- [Task directions]: Retype all of the data that follows, line for line.

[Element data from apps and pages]
-- Opening Marker --

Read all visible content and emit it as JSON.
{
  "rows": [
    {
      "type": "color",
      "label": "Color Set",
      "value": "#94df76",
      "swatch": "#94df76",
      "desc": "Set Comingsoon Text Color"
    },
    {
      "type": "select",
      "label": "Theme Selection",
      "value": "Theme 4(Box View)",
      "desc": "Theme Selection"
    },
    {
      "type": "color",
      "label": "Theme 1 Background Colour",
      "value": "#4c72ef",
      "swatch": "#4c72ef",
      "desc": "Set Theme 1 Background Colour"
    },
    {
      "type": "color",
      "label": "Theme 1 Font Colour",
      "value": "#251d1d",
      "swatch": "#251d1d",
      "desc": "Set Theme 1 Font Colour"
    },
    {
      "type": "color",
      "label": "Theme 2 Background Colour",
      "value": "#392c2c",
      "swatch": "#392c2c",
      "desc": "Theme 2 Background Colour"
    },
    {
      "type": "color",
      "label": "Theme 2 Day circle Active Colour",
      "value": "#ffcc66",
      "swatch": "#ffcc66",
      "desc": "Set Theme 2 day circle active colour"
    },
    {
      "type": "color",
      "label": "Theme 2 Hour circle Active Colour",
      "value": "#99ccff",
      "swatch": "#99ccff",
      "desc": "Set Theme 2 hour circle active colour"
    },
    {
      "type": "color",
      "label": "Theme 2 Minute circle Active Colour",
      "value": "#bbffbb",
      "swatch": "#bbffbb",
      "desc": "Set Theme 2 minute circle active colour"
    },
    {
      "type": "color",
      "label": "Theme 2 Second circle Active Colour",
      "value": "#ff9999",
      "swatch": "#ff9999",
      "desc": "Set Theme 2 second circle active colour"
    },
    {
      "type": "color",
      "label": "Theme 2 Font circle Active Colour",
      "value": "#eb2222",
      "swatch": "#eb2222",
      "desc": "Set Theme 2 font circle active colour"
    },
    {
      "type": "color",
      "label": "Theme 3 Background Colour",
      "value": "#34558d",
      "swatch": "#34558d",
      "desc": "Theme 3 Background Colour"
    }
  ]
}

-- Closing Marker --

- [Your response]:
Read all visible content and emit it as JSON.
{
  "rows": [
    {
      "type": "color",
      "label": "Color Set",
      "value": "#94df76",
      "swatch": "#94df76",
      "desc": "Set Comingsoon Text Color"
    },
    {
      "type": "select",
      "label": "Theme Selection",
      "value": "Theme 4(Box View)",
      "desc": "Theme Selection"
    },
    {
      "type": "color",
      "label": "Theme 1 Background Colour",
      "value": "#4c72ef",
      "swatch": "#4c72ef",
      "desc": "Set Theme 1 Background Colour"
    },
    {
      "type": "color",
      "label": "Theme 1 Font Colour",
      "value": "#251d1d",
      "swatch": "#251d1d",
      "desc": "Set Theme 1 Font Colour"
    },
    {
      "type": "color",
      "label": "Theme 2 Background Colour",
      "value": "#392c2c",
      "swatch": "#392c2c",
      "desc": "Theme 2 Background Colour"
    },
    {
      "type": "color",
      "label": "Theme 2 Day circle Active Colour",
      "value": "#ffcc66",
      "swatch": "#ffcc66",
      "desc": "Set Theme 2 day circle active colour"
    },
    {
      "type": "color",
      "label": "Theme 2 Hour circle Active Colour",
      "value": "#99ccff",
      "swatch": "#99ccff",
      "desc": "Set Theme 2 hour circle active colour"
    },
    {
      "type": "color",
      "label": "Theme 2 Minute circle Active Colour",
      "value": "#bbffbb",
      "swatch": "#bbffbb",
      "desc": "Set Theme 2 minute circle active colour"
    },
    {
      "type": "color",
      "label": "Theme 2 Second circle Active Colour",
      "value": "#ff9999",
      "swatch": "#ff9999",
      "desc": "Set Theme 2 second circle active colour"
    },
    {
      "type": "color",
      "label": "Theme 2 Font circle Active Colour",
      "value": "#eb2222",
      "swatch": "#eb2222",
      "desc": "Set Theme 2 font circle active colour"
    },
    {
      "type": "color",
      "label": "Theme 3 Background Colour",
      "value": "#34558d",
      "swatch": "#34558d",
      "desc": "Theme 3 Background Colour"
    }
  ]
}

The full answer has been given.